Data records for software interfaces
===
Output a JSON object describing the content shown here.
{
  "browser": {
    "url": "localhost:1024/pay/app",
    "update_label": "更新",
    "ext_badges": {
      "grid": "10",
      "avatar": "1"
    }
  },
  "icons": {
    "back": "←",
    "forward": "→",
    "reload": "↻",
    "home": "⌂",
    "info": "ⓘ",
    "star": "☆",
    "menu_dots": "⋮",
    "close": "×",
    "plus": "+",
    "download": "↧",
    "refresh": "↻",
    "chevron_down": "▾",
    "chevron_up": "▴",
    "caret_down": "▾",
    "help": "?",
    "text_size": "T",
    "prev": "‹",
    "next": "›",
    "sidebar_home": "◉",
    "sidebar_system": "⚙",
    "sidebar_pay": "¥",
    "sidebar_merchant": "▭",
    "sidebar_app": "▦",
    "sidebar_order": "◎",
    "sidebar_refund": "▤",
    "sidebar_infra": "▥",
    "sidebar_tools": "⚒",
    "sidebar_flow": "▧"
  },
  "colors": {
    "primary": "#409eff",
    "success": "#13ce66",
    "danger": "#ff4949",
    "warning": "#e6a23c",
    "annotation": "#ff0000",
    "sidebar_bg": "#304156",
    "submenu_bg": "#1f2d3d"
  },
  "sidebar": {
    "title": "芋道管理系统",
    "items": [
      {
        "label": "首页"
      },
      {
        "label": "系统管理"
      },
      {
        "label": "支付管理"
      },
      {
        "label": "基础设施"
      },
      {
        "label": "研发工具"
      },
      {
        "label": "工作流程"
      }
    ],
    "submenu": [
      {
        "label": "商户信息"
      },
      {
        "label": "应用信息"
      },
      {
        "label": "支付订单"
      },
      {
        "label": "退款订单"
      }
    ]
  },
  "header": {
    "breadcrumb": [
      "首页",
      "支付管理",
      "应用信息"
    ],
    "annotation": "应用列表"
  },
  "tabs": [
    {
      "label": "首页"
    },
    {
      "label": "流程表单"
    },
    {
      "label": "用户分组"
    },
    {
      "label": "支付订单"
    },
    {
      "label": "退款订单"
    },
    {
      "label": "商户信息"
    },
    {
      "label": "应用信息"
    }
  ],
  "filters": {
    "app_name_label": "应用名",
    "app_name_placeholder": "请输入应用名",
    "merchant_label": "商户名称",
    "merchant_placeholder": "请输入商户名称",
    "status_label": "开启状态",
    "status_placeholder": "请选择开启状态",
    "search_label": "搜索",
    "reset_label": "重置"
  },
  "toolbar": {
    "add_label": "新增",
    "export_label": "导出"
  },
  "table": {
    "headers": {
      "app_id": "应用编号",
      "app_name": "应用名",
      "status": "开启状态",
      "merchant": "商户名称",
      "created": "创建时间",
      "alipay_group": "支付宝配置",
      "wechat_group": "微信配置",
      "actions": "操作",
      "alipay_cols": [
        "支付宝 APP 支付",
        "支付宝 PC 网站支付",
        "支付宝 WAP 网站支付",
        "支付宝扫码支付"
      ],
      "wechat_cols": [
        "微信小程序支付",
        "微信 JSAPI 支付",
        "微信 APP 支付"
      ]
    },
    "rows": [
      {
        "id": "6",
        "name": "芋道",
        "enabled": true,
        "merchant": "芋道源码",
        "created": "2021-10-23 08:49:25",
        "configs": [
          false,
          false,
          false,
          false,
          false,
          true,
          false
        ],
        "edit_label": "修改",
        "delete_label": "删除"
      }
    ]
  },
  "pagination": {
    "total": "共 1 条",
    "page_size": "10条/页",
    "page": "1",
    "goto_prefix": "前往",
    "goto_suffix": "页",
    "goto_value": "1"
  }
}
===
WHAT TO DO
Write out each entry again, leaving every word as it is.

COMPLETED TASK
Output a JSON object describing the content shown here.
{
  "browser": {
    "url": "localhost:1024/pay/app",
    "update_label": "更新",
    "ext_badges": {
      "grid": "10",
      "avatar": "1"
    }
  },
  "icons": {
    "back": "←",
    "forward": "→",
    "reload": "↻",
    "home": "⌂",
    "info": "ⓘ",
    "star": "☆",
    "menu_dots": "⋮",
    "close": "×",
    "plus": "+",
    "download": "↧",
    "refresh": "↻",
    "chevron_down": "▾",
    "chevron_up": "▴",
    "caret_down": "▾",
    "help": "?",
    "text_size": "T",
    "prev": "‹",
    "next": "›",
    "sidebar_home": "◉",
    "sidebar_system": "⚙",
    "sidebar_pay": "¥",
    "sidebar_merchant": "▭",
    "sidebar_app": "▦",
    "sidebar_order": "◎",
    "sidebar_refund": "▤",
    "sidebar_infra": "▥",
    "sidebar_tools": "⚒",
    "sidebar_flow": "▧"
  },
  "colors": {
    "primary": "#409eff",
    "success": "#13ce66",
    "danger": "#ff4949",
    "warning": "#e6a23c",
    "annotation": "#ff0000",
    "sidebar_bg": "#304156",
    "submenu_bg": "#1f2d3d"
  },
  "sidebar": {
    "title": "芋道管理系统",
    "items": [
      {
        "label": "首页"
      },
      {
        "label": "系统管理"
      },
      {
        "label": "支付管理"
      },
      {
        "label": "基础设施"
      },
      {
        "label": "研发工具"
      },
      {
        "label": "工作流程"
      }
    ],
    "submenu": [
      {
        "label": "商户信息"
      },
      {
        "label": "应用信息"
      },
      {
        "label": "支付订单"
      },
      {
        "label": "退款订单"
      }
    ]
  },
  "header": {
    "breadcrumb": [
      "首页",
      "支付管理",
      "应用信息"
    ],
    "annotation": "应用列表"
  },
  "tabs": [
    {
      "label": "首页"
    },
    {
      "label": "流程表单"
    },
    {
      "label": "用户分组"
    },
    {
      "label": "支付订单"
    },
    {
      "label": "退款订单"
    },
    {
      "label": "商户信息"
    },
    {
      "label": "应用信息"
    }
  ],
  "filters": {
    "app_name_label": "应用名",
    "app_name_placeholder": "请输入应用名",
    "merchant_label": "商户名称",
    "merchant_placeholder": "请输入商户名称",
    "status_label": "开启状态",
    "status_placeholder": "请选择开启状态",
    "search_label": "搜索",
    "reset_label": "重置"
  },
  "toolbar": {
    "add_label": "新增",
    "export_label": "导出"
  },
  "table": {
    "headers": {
      "app_id": "应用编号",
      "app_name": "应用名",
      "status": "开启状态",
      "merchant": "商户名称",
      "created": "创建时间",
      "alipay_group": "支付宝配置",
      "wechat_group": "微信配置",
      "actions": "操作",
      "alipay_cols": [
        "支付宝 APP 支付",
        "支付宝 PC 网站支付",
        "支付宝 WAP 网站支付",
        "支付宝扫码支付"
      ],
      "wechat_cols": [
        "微信小程序支付",
        "微信 JSAPI 支付",
        "微信 APP 支付"
      ]
    },
    "rows": [
      {
        "id": "6",
        "name": "芋道",
        "enabled": true,
        "merchant": "芋道源码",
        "created": "2021-10-23 08:49:25",
        "configs": [
          false,
          false,
          false,
          false,
          false,
          true,
          false
        ],
        "edit_label": "修改",
        "delete_label": "删除"
      }
    ]
  },
  "pagination": {
    "total": "共 1 条",
    "page_size": "10条/页",
    "page": "1",
    "goto_prefix": "前往",
    "goto_suffix": "页",
    "goto_value": "1"
  }
}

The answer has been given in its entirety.